### TASK REQUIREMENTS
Repeat the data word for word and skip the pictures.

### GIVEN INFORMATION
_ _ _ _ _ _ _

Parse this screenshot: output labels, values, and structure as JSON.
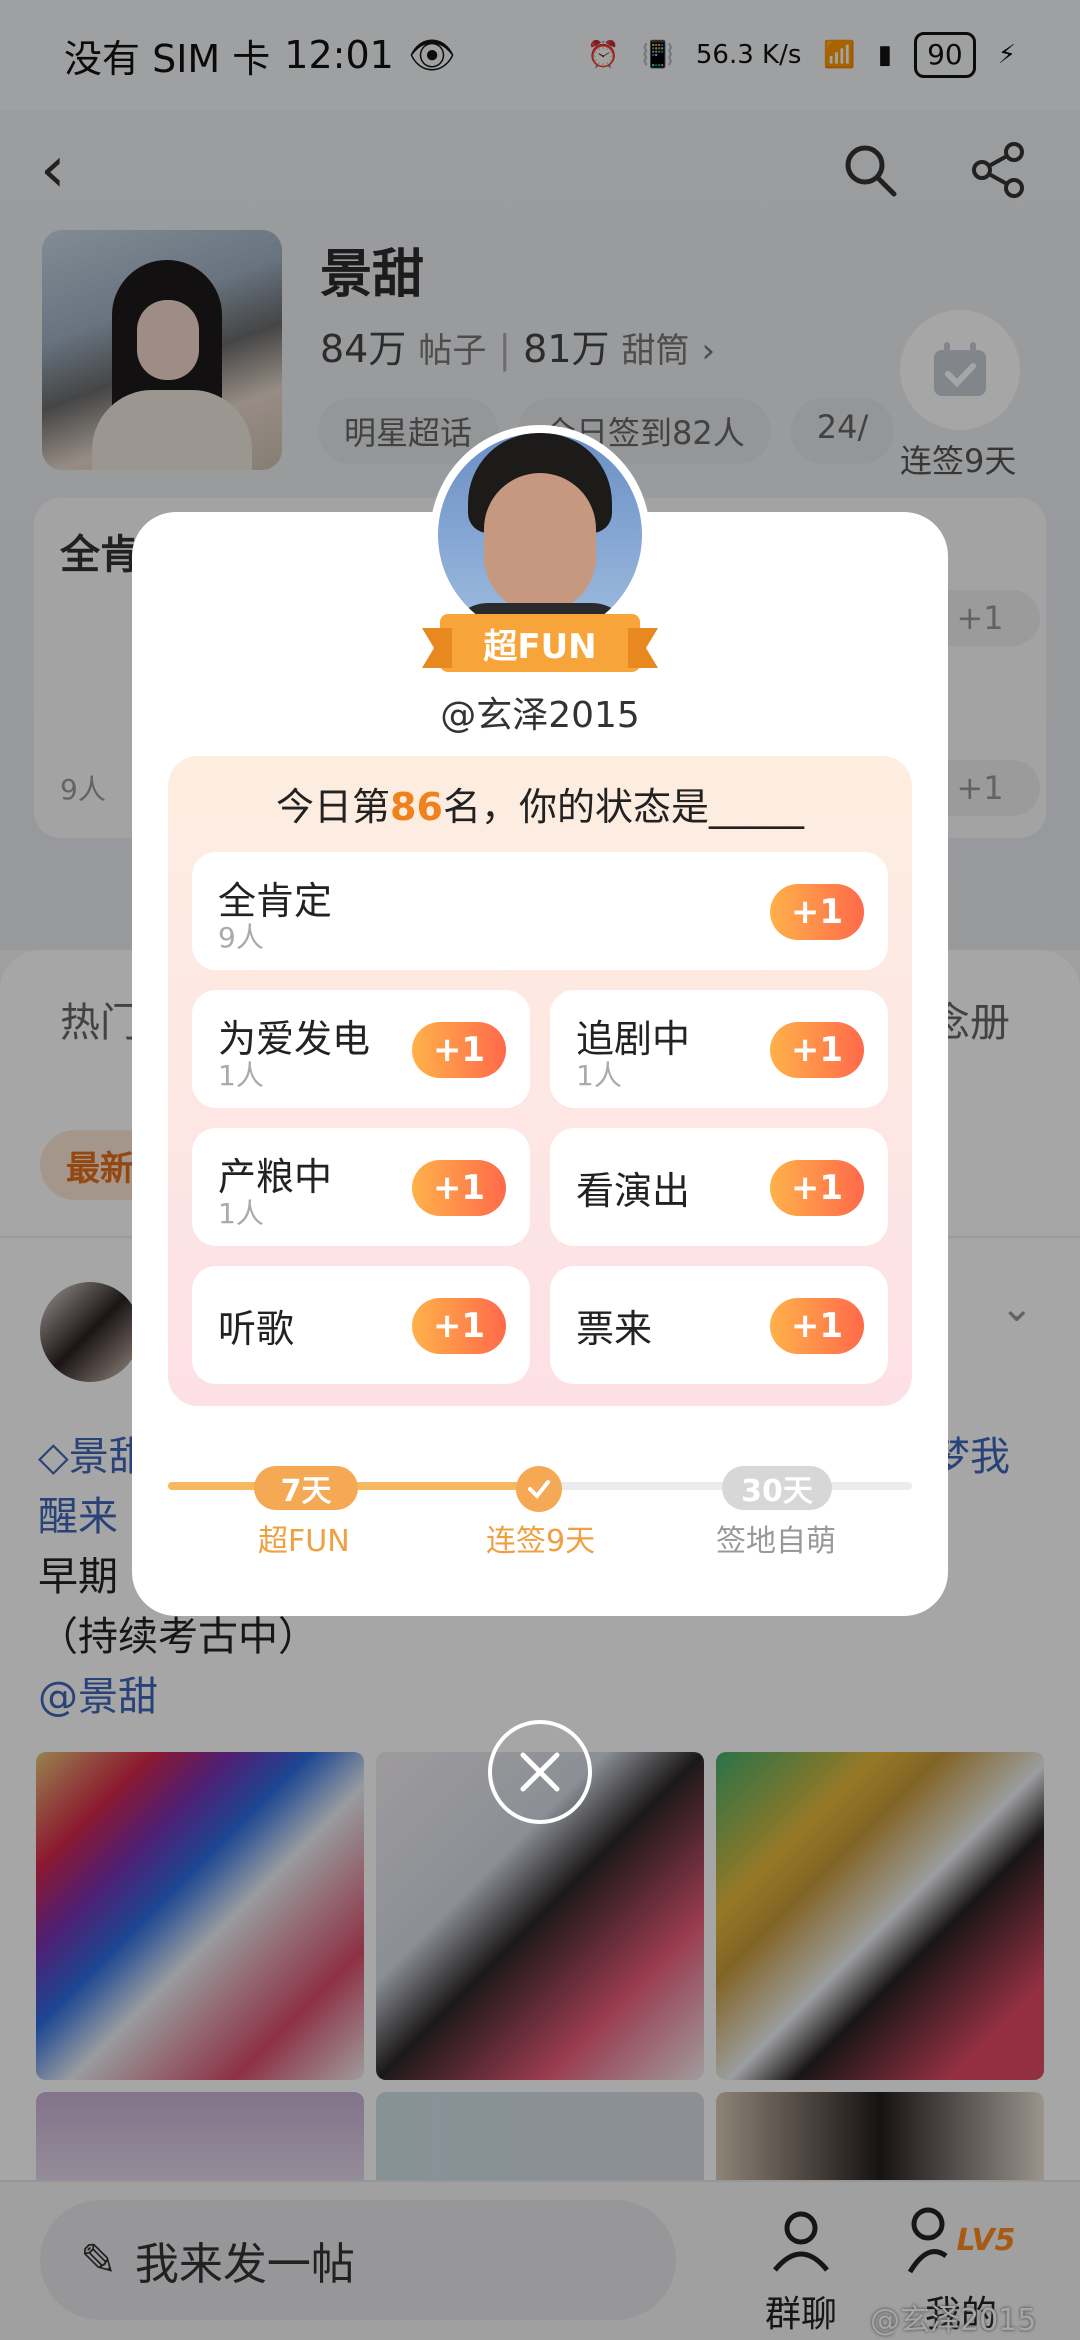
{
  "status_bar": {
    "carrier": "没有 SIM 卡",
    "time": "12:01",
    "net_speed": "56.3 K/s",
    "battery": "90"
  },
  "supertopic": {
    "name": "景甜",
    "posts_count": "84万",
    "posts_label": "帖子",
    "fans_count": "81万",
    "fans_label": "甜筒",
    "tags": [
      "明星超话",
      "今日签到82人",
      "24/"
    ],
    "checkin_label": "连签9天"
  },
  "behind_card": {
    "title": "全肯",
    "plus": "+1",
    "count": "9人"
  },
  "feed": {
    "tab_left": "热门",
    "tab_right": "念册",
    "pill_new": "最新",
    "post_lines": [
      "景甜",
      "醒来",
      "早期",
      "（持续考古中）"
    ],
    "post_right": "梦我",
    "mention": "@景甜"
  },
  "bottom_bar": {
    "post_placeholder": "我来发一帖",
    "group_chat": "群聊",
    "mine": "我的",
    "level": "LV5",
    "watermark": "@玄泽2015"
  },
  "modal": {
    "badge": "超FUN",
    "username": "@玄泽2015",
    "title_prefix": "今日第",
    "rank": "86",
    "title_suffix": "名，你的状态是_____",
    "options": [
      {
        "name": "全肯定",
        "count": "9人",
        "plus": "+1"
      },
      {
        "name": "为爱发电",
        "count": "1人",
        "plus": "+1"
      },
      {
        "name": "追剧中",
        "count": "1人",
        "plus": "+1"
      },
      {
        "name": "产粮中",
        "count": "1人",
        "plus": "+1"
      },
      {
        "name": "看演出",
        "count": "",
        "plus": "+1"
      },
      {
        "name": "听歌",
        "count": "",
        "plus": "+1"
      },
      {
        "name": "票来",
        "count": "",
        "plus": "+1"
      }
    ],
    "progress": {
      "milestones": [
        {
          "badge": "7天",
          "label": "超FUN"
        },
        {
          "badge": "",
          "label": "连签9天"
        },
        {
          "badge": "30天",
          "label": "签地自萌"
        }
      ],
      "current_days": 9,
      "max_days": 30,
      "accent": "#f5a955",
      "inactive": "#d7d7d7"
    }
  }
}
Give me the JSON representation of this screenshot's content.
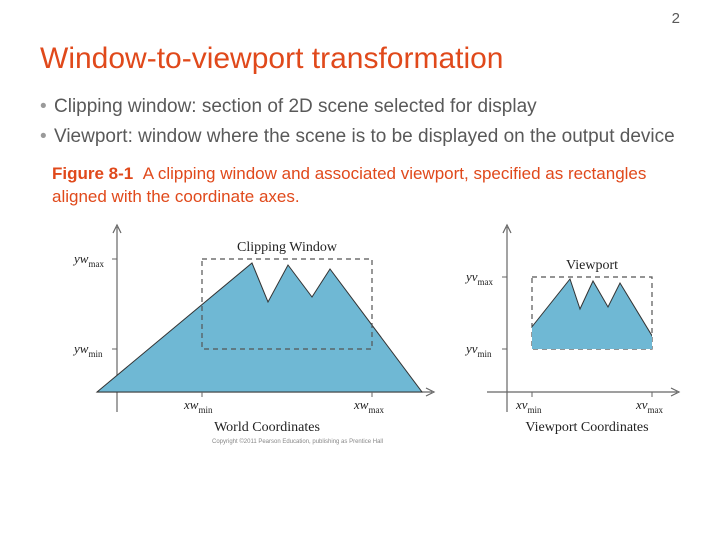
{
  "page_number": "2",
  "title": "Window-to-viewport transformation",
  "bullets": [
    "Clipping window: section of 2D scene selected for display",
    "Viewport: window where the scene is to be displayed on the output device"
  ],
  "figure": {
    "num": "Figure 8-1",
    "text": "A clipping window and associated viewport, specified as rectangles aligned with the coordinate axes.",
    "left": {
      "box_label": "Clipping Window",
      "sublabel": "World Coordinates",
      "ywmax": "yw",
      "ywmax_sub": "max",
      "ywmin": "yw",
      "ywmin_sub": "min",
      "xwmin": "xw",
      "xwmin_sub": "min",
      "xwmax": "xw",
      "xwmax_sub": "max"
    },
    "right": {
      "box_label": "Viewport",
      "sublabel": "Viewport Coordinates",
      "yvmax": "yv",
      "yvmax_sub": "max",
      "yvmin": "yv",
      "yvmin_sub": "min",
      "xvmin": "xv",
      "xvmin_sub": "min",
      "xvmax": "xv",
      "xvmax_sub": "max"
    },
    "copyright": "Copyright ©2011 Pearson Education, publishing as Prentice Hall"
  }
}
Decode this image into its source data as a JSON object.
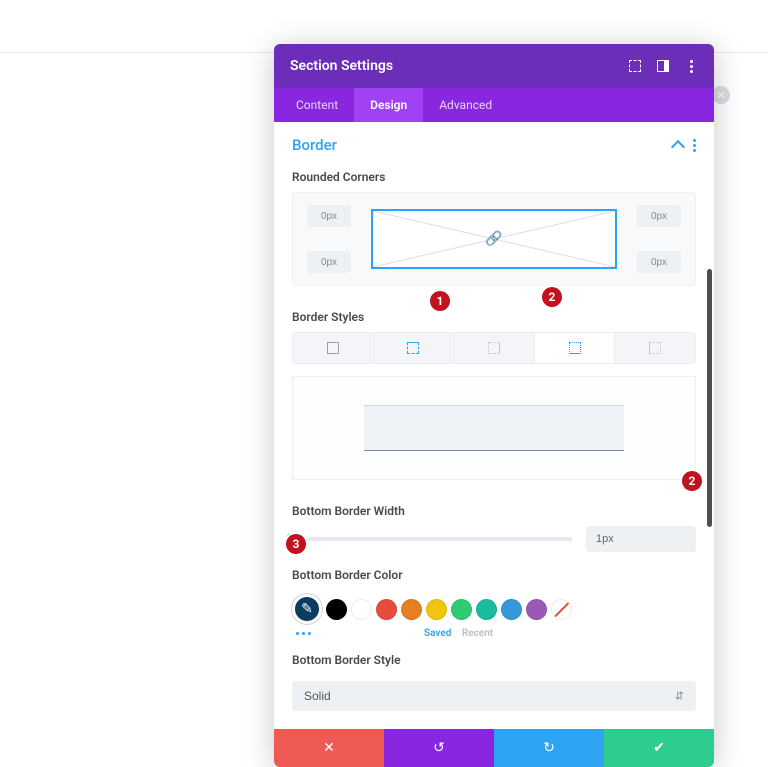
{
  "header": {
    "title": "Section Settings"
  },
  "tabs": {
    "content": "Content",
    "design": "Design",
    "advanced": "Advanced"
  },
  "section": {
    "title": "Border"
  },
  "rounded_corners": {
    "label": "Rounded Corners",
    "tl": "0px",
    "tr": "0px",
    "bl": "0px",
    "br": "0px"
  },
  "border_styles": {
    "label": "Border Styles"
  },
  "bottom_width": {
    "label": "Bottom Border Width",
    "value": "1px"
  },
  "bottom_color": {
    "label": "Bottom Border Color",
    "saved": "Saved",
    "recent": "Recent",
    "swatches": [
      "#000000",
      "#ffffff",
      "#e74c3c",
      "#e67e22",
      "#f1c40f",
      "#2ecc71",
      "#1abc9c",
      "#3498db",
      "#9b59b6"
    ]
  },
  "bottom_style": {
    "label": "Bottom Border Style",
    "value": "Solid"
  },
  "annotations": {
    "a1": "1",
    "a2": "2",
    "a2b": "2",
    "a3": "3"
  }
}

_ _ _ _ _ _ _

### EXERCISE SOLUTION
Parse this screenshot: output labels, values, and structure as JSON.
{
  "status_bar": {
    "carrier": "没有 SIM 卡",
    "time": "12:01",
    "net_speed": "56.3 K/s",
    "battery": "90"
  },
  "supertopic": {
    "name": "景甜",
    "posts_count": "84万",
    "posts_label": "帖子",
    "fans_count": "81万",
    "fans_label": "甜筒",
    "tags": [
      "明星超话",
      "今日签到82人",
      "24/"
    ],
    "checkin_label": "连签9天"
  },
  "behind_card": {
    "title": "全肯",
    "plus": "+1",
    "count": "9人"
  },
  "feed": {
    "tab_left": "热门",
    "tab_right": "念册",
    "pill_new": "最新",
    "post_lines": [
      "景甜",
      "醒来",
      "早期",
      "（持续考古中）"
    ],
    "post_right": "梦我",
    "mention": "@景甜"
  },
  "bottom_bar": {
    "post_placeholder": "我来发一帖",
    "group_chat": "群聊",
    "mine": "我的",
    "level": "LV5",
    "watermark": "@玄泽2015"
  },
  "modal": {
    "badge": "超FUN",
    "username": "@玄泽2015",
    "title_prefix": "今日第",
    "rank": "86",
    "title_suffix": "名，你的状态是_____",
    "options": [
      {
        "name": "全肯定",
        "count": "9人",
        "plus": "+1"
      },
      {
        "name": "为爱发电",
        "count": "1人",
        "plus": "+1"
      },
      {
        "name": "追剧中",
        "count": "1人",
        "plus": "+1"
      },
      {
        "name": "产粮中",
        "count": "1人",
        "plus": "+1"
      },
      {
        "name": "看演出",
        "count": "",
        "plus": "+1"
      },
      {
        "name": "听歌",
        "count": "",
        "plus": "+1"
      },
      {
        "name": "票来",
        "count": "",
        "plus": "+1"
      }
    ],
    "progress": {
      "milestones": [
        {
          "badge": "7天",
          "label": "超FUN"
        },
        {
          "badge": "",
          "label": "连签9天"
        },
        {
          "badge": "30天",
          "label": "签地自萌"
        }
      ],
      "current_days": 9,
      "max_days": 30,
      "accent": "#f5a955",
      "inactive": "#d7d7d7"
    }
  }
}
Give me the JSON representation of this screenshot's content.
{
  "page_number": "2",
  "title": "Window-to-viewport transformation",
  "bullets": [
    "Clipping window: section of 2D scene selected for display",
    "Viewport: window where the scene is to be displayed on the output device"
  ],
  "figure": {
    "num": "Figure 8-1",
    "text": "A clipping window and associated viewport, specified as rectangles aligned with the coordinate axes.",
    "left": {
      "box_label": "Clipping Window",
      "sublabel": "World Coordinates",
      "ywmax": "yw",
      "ywmax_sub": "max",
      "ywmin": "yw",
      "ywmin_sub": "min",
      "xwmin": "xw",
      "xwmin_sub": "min",
      "xwmax": "xw",
      "xwmax_sub": "max"
    },
    "right": {
      "box_label": "Viewport",
      "sublabel": "Viewport Coordinates",
      "yvmax": "yv",
      "yvmax_sub": "max",
      "yvmin": "yv",
      "yvmin_sub": "min",
      "xvmin": "xv",
      "xvmin_sub": "min",
      "xvmax": "xv",
      "xvmax_sub": "max"
    },
    "copyright": "Copyright ©2011 Pearson Education, publishing as Prentice Hall"
  }
}
Decode this image into its source data as a JSON object.
{
  "header": {
    "title": "Section Settings"
  },
  "tabs": {
    "content": "Content",
    "design": "Design",
    "advanced": "Advanced"
  },
  "section": {
    "title": "Border"
  },
  "rounded_corners": {
    "label": "Rounded Corners",
    "tl": "0px",
    "tr": "0px",
    "bl": "0px",
    "br": "0px"
  },
  "border_styles": {
    "label": "Border Styles"
  },
  "bottom_width": {
    "label": "Bottom Border Width",
    "value": "1px"
  },
  "bottom_color": {
    "label": "Bottom Border Color",
    "saved": "Saved",
    "recent": "Recent",
    "swatches": [
      "#000000",
      "#ffffff",
      "#e74c3c",
      "#e67e22",
      "#f1c40f",
      "#2ecc71",
      "#1abc9c",
      "#3498db",
      "#9b59b6"
    ]
  },
  "bottom_style": {
    "label": "Bottom Border Style",
    "value": "Solid"
  },
  "annotations": {
    "a1": "1",
    "a2": "2",
    "a2b": "2",
    "a3": "3"
  }
}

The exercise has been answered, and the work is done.